Segment Start: Data for this task
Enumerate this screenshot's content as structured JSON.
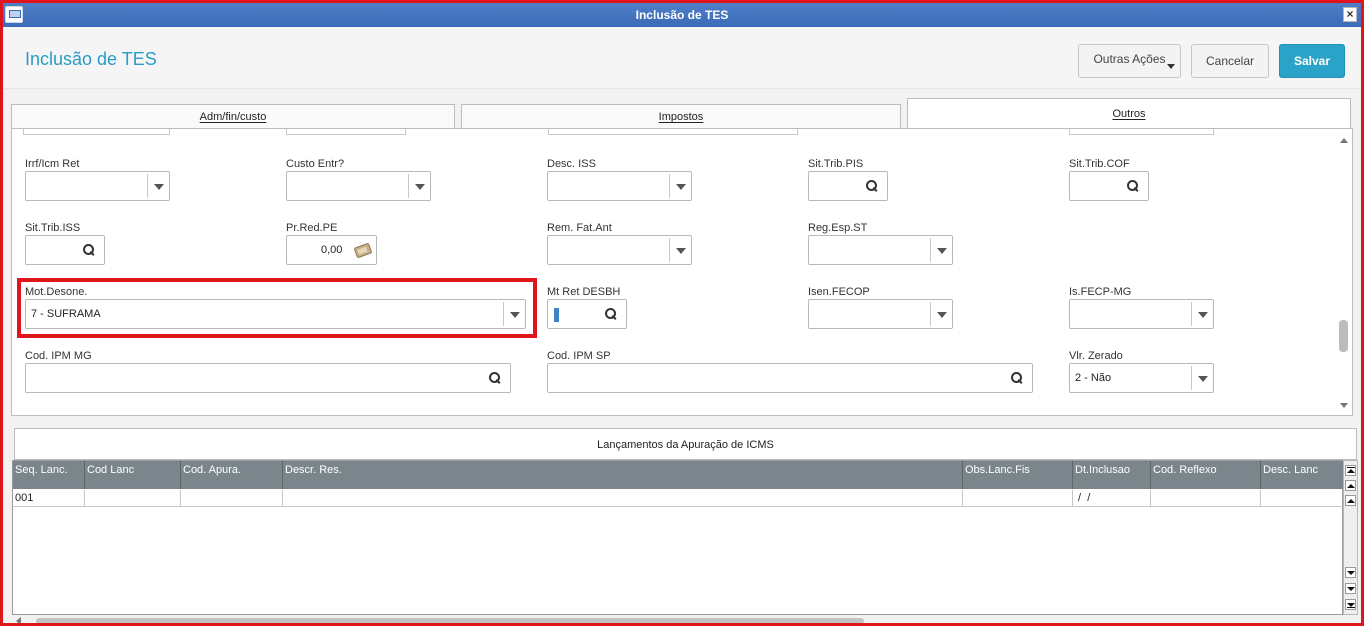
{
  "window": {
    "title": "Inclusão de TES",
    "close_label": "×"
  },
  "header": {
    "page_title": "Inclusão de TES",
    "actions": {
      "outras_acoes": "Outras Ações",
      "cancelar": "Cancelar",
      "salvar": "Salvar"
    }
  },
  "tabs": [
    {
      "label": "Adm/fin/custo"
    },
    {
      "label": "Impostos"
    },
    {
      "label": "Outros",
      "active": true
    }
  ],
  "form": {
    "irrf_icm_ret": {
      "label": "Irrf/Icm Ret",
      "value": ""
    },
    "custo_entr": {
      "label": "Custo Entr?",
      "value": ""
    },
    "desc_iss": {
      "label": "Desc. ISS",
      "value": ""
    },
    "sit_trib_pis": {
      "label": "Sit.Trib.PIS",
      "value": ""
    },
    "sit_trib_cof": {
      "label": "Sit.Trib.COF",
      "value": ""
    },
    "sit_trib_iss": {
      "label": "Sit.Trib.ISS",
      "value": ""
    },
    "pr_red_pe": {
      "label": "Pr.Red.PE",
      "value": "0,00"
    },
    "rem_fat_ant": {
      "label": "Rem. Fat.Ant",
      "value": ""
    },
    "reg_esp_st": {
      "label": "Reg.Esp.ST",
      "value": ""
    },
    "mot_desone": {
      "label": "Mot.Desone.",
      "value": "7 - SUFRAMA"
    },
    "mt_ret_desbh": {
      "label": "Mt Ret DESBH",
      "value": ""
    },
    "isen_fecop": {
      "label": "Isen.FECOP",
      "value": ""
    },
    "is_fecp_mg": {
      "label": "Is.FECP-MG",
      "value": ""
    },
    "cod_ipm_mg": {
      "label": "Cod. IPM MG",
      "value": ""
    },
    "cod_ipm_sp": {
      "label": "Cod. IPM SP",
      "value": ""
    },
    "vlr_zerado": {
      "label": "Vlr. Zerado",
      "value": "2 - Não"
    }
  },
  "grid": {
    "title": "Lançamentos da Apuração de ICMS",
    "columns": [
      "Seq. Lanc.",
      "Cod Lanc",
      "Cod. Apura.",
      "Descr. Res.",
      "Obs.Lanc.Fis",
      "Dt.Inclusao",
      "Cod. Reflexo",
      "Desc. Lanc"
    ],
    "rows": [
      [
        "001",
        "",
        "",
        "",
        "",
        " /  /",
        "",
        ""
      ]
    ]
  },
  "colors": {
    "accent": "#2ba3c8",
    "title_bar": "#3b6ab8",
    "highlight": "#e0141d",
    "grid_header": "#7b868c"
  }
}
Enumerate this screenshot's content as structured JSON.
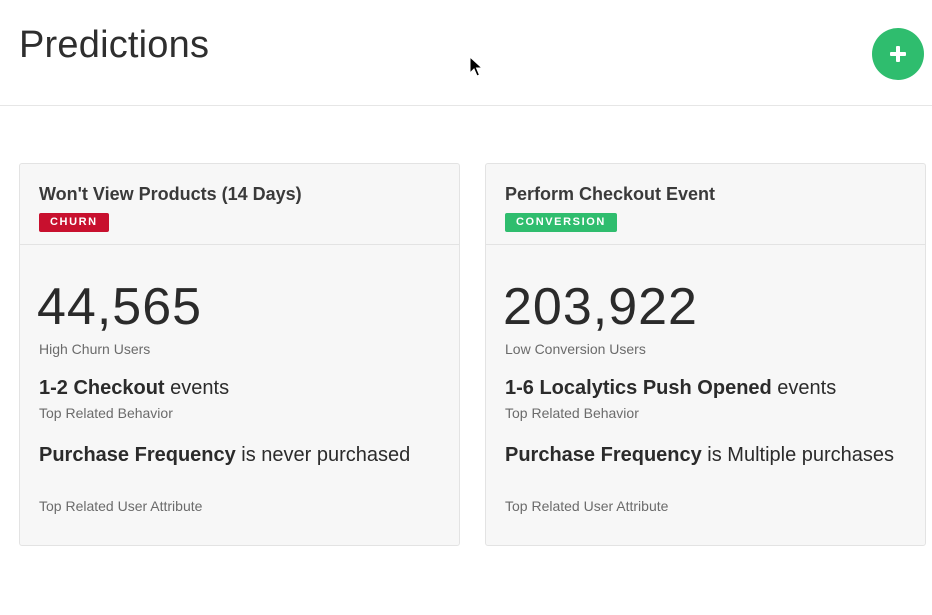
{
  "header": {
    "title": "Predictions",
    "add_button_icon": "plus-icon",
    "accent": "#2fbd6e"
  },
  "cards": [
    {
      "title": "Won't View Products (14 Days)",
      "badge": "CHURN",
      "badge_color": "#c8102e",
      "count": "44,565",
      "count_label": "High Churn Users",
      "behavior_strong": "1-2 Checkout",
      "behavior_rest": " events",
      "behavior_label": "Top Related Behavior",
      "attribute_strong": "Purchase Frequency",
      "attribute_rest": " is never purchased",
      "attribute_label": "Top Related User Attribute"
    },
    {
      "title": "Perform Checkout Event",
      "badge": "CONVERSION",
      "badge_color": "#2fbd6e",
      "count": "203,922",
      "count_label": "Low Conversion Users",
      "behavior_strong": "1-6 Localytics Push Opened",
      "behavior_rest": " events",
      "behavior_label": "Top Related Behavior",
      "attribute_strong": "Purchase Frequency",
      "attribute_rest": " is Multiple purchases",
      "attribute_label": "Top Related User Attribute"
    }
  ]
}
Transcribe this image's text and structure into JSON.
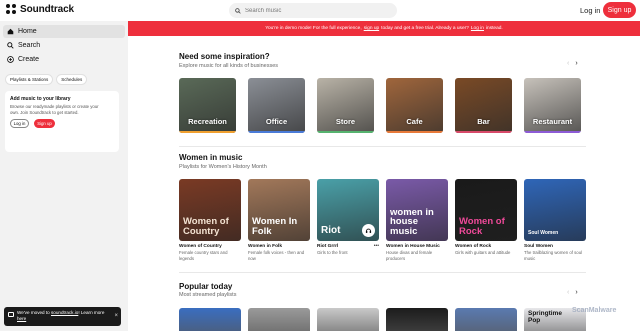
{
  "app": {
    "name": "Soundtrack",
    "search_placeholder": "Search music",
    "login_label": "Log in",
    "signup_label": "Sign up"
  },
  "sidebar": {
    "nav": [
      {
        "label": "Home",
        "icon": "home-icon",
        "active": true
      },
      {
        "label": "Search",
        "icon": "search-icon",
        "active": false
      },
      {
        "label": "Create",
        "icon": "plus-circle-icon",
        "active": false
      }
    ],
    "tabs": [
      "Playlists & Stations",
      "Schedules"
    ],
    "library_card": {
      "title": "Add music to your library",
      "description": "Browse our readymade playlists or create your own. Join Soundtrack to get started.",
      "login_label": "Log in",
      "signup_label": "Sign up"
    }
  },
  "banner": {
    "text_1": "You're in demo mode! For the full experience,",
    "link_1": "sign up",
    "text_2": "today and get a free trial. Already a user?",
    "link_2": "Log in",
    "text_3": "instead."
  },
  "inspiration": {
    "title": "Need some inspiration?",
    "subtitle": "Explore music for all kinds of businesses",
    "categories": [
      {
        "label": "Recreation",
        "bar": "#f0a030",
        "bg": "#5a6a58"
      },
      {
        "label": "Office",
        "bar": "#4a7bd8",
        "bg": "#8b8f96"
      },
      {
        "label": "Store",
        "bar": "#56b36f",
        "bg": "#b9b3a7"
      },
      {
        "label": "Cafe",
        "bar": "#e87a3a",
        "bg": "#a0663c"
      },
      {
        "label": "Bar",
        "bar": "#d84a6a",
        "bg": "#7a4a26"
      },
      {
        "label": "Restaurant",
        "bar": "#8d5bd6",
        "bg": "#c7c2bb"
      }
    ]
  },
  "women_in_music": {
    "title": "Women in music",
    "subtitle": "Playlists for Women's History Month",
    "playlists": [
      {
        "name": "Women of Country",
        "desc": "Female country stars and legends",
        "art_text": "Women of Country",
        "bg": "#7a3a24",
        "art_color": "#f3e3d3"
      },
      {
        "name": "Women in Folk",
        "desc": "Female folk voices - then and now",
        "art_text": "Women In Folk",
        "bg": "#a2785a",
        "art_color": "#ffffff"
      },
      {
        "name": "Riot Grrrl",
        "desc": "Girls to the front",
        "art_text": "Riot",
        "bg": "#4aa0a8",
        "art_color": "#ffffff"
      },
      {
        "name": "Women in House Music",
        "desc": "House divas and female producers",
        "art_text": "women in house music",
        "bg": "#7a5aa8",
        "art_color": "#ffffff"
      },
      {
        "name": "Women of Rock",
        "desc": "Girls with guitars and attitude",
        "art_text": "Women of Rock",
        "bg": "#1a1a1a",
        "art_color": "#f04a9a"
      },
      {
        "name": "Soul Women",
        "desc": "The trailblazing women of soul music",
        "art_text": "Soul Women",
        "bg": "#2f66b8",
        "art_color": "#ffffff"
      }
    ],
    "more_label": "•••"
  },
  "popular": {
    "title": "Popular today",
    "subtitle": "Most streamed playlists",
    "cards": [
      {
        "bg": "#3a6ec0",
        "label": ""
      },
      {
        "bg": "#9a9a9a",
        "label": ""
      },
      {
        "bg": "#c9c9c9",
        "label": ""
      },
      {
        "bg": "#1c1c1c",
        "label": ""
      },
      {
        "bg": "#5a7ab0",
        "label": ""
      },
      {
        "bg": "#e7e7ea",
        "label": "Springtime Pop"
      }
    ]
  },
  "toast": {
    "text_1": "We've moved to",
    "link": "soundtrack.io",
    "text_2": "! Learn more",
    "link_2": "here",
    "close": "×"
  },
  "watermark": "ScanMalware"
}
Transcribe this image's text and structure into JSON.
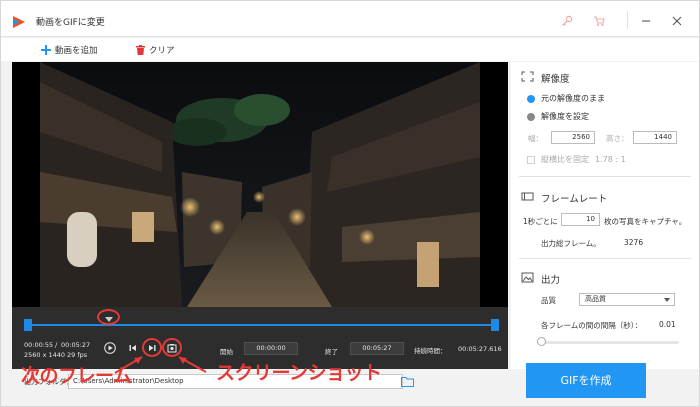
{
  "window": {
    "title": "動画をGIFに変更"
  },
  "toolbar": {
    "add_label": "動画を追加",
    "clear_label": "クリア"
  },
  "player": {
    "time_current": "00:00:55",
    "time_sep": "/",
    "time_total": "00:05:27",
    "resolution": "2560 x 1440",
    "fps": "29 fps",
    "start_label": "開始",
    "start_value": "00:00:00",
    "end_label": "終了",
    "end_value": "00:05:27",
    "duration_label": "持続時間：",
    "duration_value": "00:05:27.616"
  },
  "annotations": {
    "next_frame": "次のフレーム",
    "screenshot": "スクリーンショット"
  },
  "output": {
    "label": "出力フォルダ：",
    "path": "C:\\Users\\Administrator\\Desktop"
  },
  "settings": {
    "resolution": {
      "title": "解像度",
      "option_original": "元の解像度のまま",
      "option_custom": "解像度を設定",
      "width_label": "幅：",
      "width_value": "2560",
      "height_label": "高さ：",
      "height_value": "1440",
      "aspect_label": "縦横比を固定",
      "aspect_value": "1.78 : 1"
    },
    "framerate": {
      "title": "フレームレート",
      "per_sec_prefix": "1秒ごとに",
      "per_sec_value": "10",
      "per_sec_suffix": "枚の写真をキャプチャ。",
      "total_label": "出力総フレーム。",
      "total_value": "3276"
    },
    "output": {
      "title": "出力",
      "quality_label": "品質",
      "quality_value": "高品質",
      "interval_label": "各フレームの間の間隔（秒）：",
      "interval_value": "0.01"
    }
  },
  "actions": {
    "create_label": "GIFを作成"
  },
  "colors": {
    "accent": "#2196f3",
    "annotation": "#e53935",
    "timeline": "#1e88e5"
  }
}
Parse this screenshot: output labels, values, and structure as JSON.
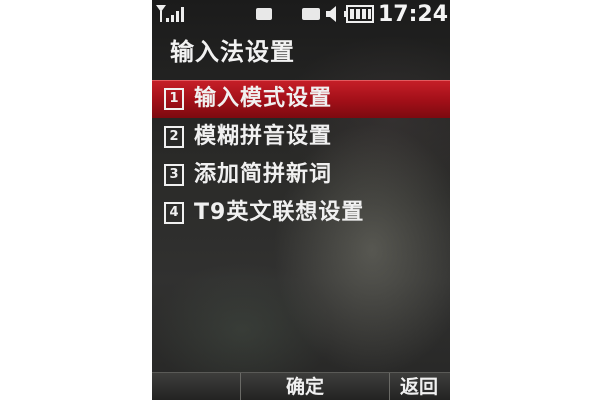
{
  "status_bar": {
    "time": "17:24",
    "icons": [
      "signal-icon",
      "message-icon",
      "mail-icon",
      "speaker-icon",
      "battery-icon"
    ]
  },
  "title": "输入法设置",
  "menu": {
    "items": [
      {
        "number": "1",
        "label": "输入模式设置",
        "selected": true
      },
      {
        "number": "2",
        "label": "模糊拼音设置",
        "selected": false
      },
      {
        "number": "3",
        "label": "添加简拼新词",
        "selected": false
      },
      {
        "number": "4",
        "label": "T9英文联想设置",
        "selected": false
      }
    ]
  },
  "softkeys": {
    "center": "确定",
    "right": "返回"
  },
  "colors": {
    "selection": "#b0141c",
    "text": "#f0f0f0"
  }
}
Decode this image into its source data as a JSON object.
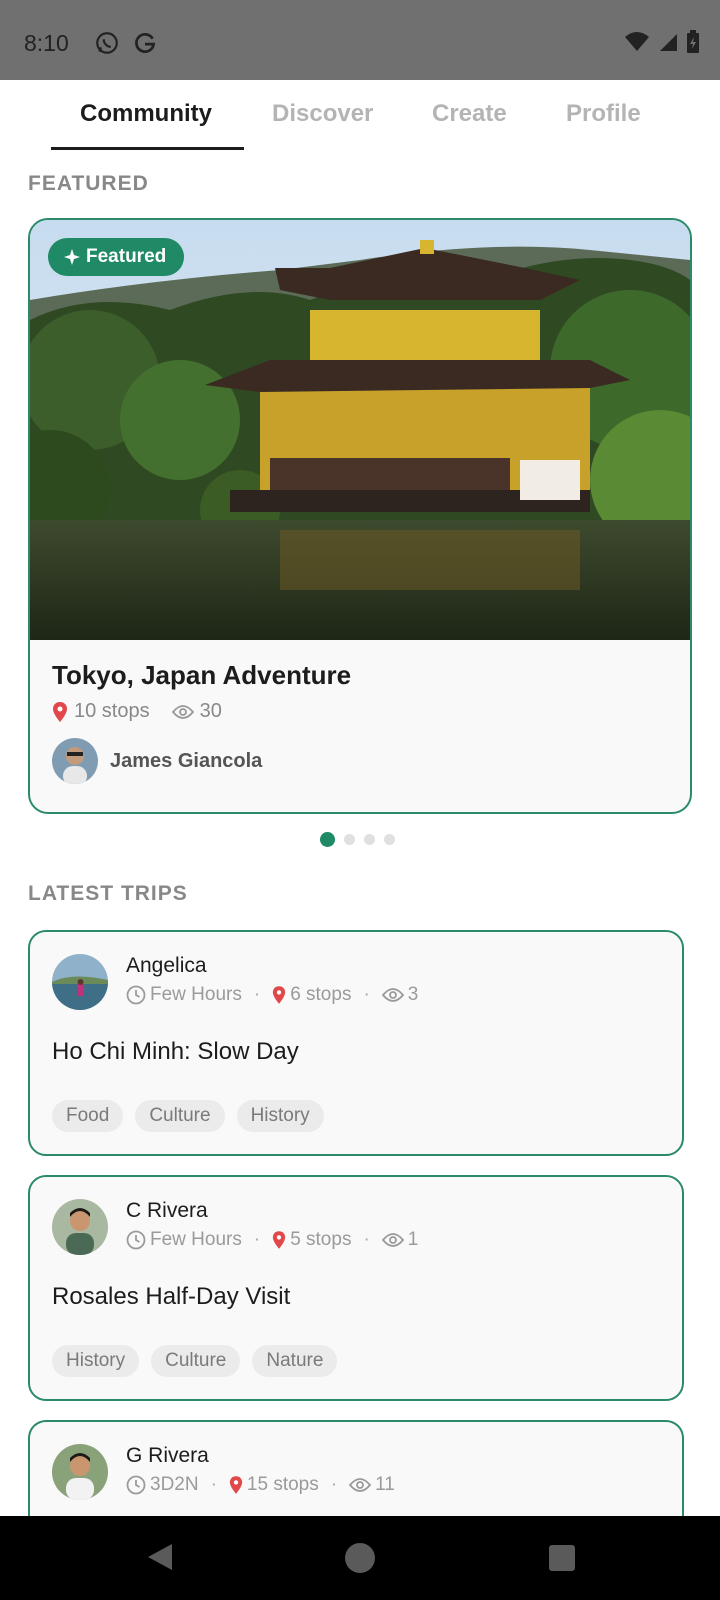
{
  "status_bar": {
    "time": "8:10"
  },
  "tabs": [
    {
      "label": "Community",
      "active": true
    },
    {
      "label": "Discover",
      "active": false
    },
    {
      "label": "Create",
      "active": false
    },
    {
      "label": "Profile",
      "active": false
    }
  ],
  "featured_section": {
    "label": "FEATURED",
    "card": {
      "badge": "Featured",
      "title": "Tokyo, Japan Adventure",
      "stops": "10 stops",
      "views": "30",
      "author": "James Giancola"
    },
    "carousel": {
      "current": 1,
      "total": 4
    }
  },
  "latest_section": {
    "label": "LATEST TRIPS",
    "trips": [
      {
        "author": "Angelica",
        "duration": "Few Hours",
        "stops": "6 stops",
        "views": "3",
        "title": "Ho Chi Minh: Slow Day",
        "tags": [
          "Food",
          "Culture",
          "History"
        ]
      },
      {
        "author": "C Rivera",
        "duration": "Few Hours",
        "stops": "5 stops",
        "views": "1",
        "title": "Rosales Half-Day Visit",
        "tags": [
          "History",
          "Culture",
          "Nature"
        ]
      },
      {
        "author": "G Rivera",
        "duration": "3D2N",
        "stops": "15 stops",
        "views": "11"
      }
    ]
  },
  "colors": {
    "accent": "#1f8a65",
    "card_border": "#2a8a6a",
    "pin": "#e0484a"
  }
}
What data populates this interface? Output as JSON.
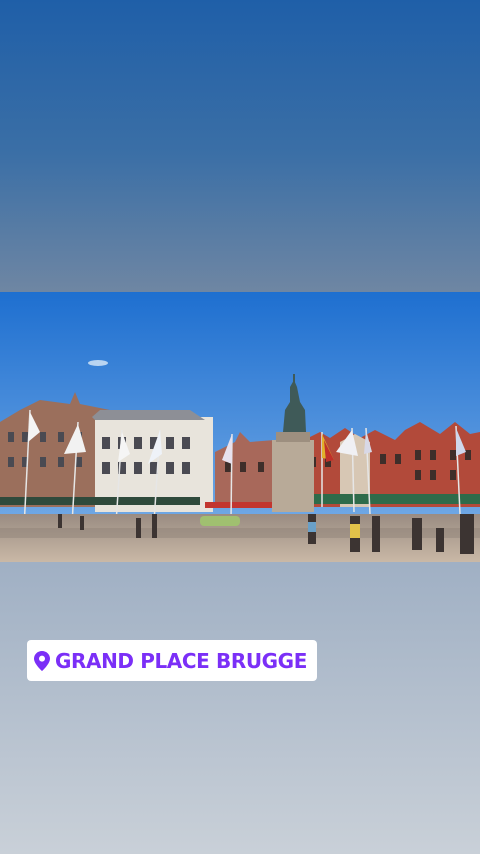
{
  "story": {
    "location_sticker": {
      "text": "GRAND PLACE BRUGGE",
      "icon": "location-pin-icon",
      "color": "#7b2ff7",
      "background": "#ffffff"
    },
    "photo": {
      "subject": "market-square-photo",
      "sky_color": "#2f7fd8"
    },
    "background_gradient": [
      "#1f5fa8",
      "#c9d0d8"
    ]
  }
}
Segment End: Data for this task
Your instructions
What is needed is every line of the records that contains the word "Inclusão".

Written solution
    "title": "Inclusão de TES",
    "page_title": "Inclusão de TES",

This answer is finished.